• [INPUT MATERIAL]

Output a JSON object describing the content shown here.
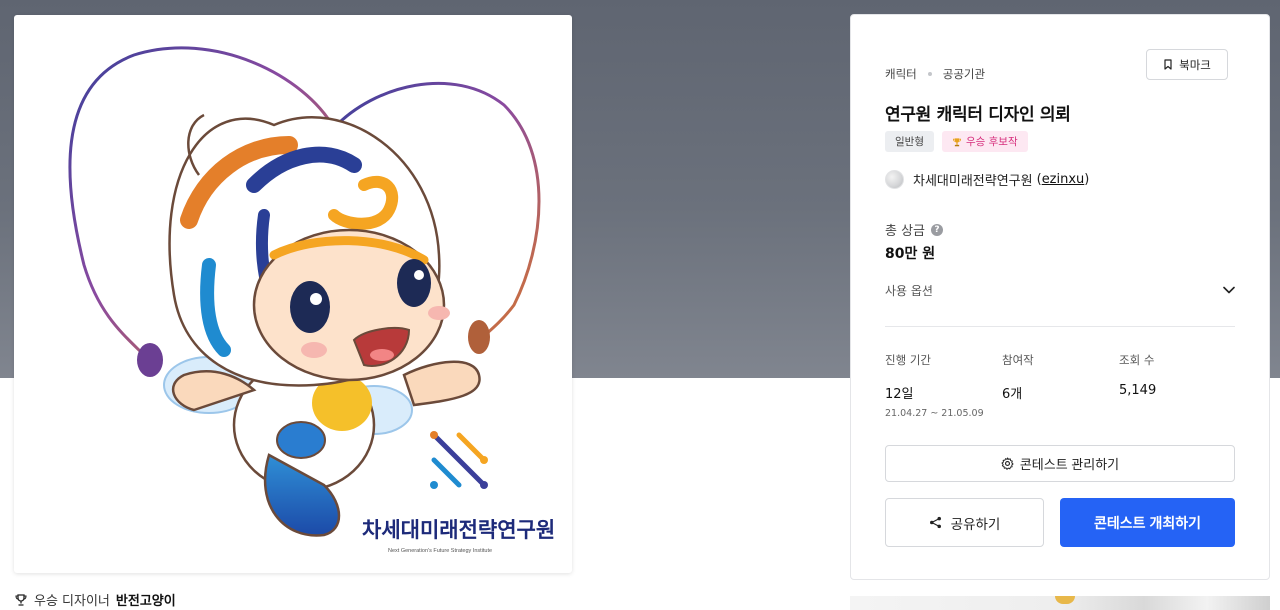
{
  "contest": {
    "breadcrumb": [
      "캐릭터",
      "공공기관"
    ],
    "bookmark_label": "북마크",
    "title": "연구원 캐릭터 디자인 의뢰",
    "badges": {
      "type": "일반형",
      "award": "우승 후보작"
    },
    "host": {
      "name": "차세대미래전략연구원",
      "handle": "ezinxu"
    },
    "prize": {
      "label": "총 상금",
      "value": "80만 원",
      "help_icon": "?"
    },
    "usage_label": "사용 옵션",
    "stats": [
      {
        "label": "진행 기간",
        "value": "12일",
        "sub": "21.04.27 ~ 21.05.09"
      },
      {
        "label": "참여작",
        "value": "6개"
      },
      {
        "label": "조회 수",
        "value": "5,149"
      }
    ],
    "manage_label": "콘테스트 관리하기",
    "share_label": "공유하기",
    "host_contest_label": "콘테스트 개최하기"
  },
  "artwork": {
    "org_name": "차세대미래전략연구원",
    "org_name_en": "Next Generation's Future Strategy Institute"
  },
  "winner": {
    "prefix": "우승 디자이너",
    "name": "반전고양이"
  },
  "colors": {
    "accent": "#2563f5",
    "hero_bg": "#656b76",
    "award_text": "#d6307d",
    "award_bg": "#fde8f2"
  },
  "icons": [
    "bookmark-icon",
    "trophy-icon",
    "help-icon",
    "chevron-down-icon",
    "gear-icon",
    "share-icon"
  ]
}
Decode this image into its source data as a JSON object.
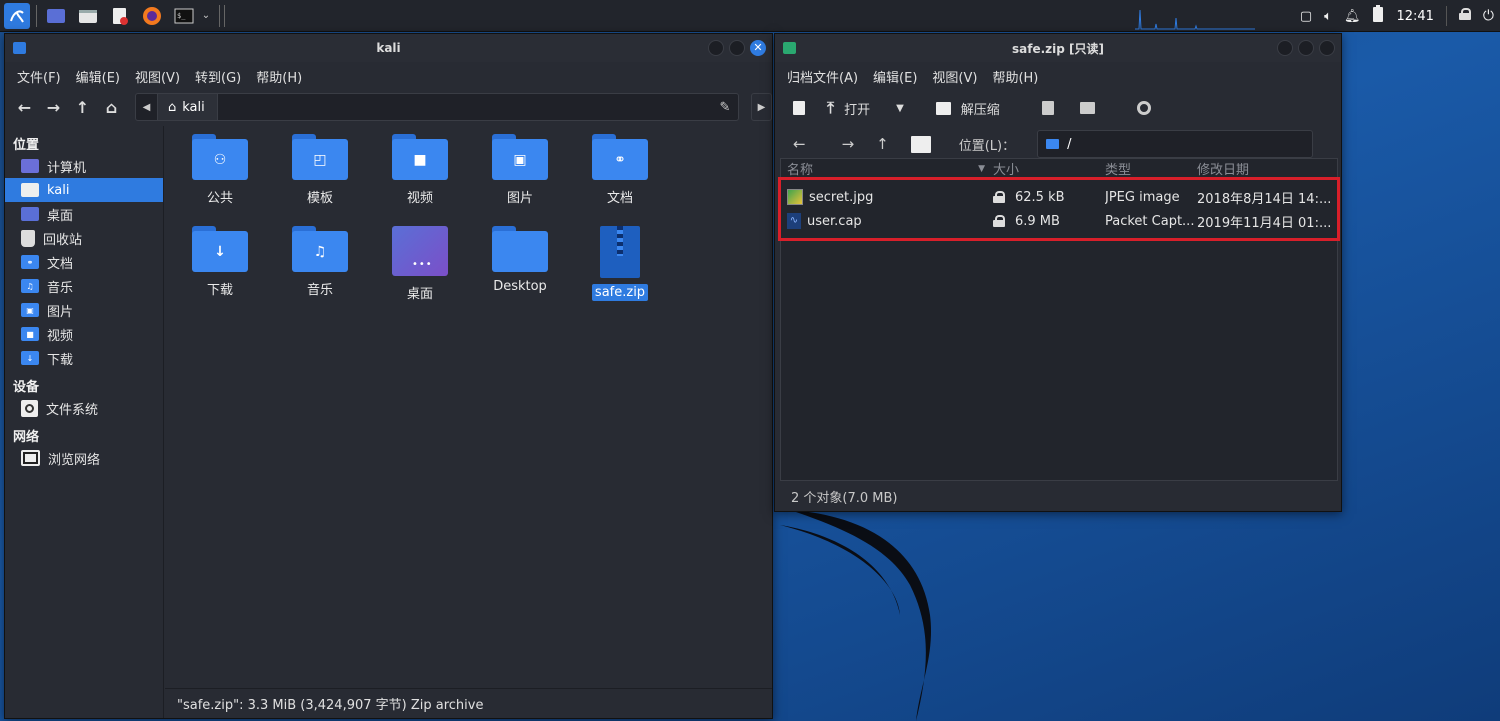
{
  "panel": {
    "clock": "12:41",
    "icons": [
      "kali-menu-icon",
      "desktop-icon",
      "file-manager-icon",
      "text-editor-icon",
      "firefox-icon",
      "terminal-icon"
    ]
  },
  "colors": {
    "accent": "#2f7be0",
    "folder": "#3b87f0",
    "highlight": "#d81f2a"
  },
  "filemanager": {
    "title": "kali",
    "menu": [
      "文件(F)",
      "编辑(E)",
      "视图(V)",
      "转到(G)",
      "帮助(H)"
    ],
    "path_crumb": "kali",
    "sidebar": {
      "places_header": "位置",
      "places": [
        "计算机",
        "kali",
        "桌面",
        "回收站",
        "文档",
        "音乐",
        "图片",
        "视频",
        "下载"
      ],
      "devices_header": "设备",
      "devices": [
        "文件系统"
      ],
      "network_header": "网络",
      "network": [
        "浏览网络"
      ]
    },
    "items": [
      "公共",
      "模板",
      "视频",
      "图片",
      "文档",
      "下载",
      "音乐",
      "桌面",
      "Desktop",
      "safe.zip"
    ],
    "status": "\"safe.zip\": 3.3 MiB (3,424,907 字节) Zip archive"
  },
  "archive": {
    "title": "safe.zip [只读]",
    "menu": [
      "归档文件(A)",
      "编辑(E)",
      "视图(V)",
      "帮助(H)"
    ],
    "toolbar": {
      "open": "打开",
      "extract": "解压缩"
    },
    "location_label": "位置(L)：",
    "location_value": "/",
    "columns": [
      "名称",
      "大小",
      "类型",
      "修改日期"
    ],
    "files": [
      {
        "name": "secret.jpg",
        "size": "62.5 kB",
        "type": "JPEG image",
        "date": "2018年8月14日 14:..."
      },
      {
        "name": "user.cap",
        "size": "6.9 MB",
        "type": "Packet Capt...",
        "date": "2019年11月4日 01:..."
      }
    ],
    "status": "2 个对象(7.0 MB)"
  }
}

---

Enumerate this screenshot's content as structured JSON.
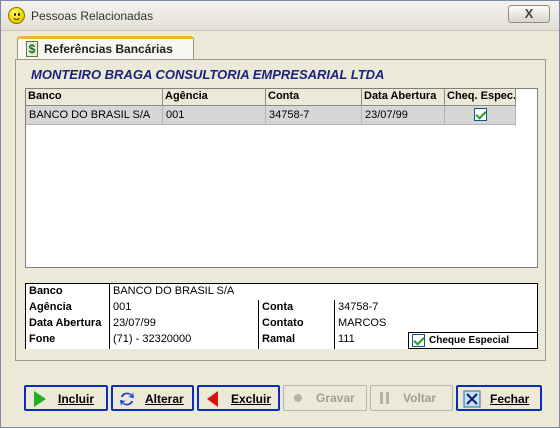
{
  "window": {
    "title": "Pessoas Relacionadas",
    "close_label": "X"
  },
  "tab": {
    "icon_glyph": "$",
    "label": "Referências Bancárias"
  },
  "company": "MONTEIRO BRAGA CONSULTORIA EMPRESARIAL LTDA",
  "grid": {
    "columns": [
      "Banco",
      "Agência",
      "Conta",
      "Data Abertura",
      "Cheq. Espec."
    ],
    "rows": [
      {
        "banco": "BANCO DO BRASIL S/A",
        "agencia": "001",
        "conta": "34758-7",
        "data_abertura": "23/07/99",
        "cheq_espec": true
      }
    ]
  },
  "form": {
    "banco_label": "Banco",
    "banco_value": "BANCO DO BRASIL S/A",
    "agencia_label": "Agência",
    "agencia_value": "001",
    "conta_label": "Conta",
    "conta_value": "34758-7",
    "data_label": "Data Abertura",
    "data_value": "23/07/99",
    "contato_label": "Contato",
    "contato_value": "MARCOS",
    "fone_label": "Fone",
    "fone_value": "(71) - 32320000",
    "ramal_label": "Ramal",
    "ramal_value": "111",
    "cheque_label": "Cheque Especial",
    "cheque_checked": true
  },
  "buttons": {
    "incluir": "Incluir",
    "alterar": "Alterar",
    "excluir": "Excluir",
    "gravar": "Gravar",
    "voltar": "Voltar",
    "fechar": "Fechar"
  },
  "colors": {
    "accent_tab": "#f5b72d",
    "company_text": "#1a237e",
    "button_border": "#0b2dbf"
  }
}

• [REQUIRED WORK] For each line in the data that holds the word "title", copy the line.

• [ANSWER AREA]
    "title": "연구원 캐릭터 디자인 의뢰",
    "title": "kali",
    "title": "safe.zip [只读]",
    "title": "Pessoas Relacionadas",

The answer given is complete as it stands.